“Pay No Mind,” the debut group work of solo artist Anjal Chande’s newly-formed ensemble, Soham Dance Project, has lofty aspirations: the integration of classical Indian bharatanatyam dance and music with contemporary spoken text, music, and movement. What a great idea!
Chande, a multi-talented dancer, choreographer, poet, musician and composer, is clearly on to something, but retaining the richness of traditional forms in the context of contemporary issues and theater aesthetics can be tricky business and may take a little, or a lot, of experimentation to reach full realization.
Ideally, to fully appreciate the scope of her endeavor, one would be well-versed in those traditional forms, program notes aside. The preponderance of men and women in the Links Hall audience dressed in traditional Indian clothing would suggest that many there this past Friday might very well be so versed. Should that be necessary, though?
However we may appreciate the ideas and intentions behind a work of art, the work itself must stand on its own. In the case of “Pay No Mind,” a charming if modest first foray, the balance between vision and outcome is crucial.
We want to embrace the smiles and sunny sparkle of ingenuous wonder that spread across the faces of Chande, Savitha Chelladurai, and Rasika Ranganathan, the three lovely women who comprise the company. Effectively costumed in red, yellow, and green Indian-inspired tunics respectively, with black leggings and bare feet, the three began the piece with a walking progression characterized by the deliberate turned-in and swivel to turned-out articulation of the foot and toes, with ample use of plie, that we recognize as specific to Indian dance. Elaborate finger and hand positions gestured to tradition as well. Fueling the more expansive contemporary movement of sweeping legs, arms, and torsos, the oppositional use of elbows and knees characteristic of Indian dance energized the stage with an engaging use of traditional forms in the more contemporary, high energy sequences.
Chande’s recorded musical score, created to support the choreography, did a nice job of reflecting the youthful insouciance of the three in a “hum-da-dum” modern vocal line, sung by Chande, over an ostinato of traditional sitar sounds, played by musical collaborator Jesse Hunter, with percussion by Karl Olson.
Chande’s self-narration, interspersed as interior monologue in the form of voice-over between movement episodes, provides the textual framework for the theme of “Pay No Mind.” The dreamy, musical lilt of her voice contrasts with the prosaic tone of her text, more reminiscent of journal entries than poetry. Lines like “repetition breeds belief” and complaints of “benign conformity,” and “submission to cues of the world” seem preachy. Over-ambitious metaphors like “we stop noticing we’ve hung up our coats of independence,” veer dangerously close to adolescent angst. The idea of blending interior monologue and movement is appealing, but there’s too much intellectualization in the spoken text, where her dancing provides her with a neat shorthand that gets right to the point, as in the amusing but emotionally-charged copy-cat duet between Chelladurai and Ranganathan.

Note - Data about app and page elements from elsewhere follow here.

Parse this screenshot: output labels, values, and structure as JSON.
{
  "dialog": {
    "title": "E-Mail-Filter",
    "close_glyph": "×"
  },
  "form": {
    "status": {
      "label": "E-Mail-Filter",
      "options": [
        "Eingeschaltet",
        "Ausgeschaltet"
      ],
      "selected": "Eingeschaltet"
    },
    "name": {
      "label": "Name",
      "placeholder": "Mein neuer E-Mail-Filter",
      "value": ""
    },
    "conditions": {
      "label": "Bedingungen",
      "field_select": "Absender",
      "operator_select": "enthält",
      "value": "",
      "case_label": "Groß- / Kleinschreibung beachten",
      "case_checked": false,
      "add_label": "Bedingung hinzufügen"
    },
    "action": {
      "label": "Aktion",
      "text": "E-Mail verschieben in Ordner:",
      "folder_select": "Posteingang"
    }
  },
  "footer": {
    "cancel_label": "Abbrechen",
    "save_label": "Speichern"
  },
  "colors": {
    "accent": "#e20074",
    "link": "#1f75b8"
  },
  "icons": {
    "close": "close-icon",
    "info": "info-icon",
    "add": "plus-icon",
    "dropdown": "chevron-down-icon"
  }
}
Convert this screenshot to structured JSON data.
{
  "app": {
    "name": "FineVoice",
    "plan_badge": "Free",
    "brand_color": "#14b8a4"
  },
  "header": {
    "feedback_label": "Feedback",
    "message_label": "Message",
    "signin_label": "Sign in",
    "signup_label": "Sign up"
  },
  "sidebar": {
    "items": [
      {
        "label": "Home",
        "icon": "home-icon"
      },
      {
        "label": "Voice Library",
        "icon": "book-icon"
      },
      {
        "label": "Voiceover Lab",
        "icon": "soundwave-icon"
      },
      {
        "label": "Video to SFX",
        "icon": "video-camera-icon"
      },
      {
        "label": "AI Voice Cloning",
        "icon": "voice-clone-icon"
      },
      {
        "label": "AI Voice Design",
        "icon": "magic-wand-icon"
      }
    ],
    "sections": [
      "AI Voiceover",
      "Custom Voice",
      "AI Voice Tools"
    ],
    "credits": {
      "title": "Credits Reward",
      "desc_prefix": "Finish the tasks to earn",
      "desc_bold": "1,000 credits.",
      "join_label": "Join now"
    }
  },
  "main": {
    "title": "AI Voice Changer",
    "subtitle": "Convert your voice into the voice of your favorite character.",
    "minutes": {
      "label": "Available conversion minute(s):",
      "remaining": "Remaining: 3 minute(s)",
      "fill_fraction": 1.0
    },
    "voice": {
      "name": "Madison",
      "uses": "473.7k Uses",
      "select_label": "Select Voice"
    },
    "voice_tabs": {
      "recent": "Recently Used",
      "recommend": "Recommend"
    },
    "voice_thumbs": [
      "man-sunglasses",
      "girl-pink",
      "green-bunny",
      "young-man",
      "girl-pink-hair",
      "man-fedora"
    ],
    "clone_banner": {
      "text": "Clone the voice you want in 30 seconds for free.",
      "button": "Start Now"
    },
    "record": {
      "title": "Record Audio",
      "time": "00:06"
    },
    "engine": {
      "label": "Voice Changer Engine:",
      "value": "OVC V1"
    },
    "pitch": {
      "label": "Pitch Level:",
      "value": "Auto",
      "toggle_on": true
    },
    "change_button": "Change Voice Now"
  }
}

In a choice that seems to be imitating the traditional storytelling convention of bharatanatyam dance, Chande illustrates her monologues with facial choreography and mimed gestures that slow down the pace of the piece and do nothing to enhance meaning. Where a codified vocabulary of facial expressions may work with the theatrical conventions of the traditional form, once translated into contemporary vernacular, it verges on mugging.
On the other hand, she achieves a startling effect with her innovative and electrifying use of spoken tabla rhythms to underscore some of the most vibrant dance segments that truly achieve the blend of forms she is after. The climax of this is a wonderful repetitive use of the line, “she cannot do it” parlayed into the complex tabla rhythms that at once accompany and propel the excitement of the three women dancing together, conveying a kind of solidarity of purpose and resolve that needs no verbal explanation.
And here lies the crucial question of balance in the blend of traditional and contemporary forms, the choice of which elements strengthen each other, and which linger as good ideas that ultimately prove academic rather than artistically viable. Chande has enough strong material here to keep her probing deeply for that unique blend that reaches a vision worth holding onto.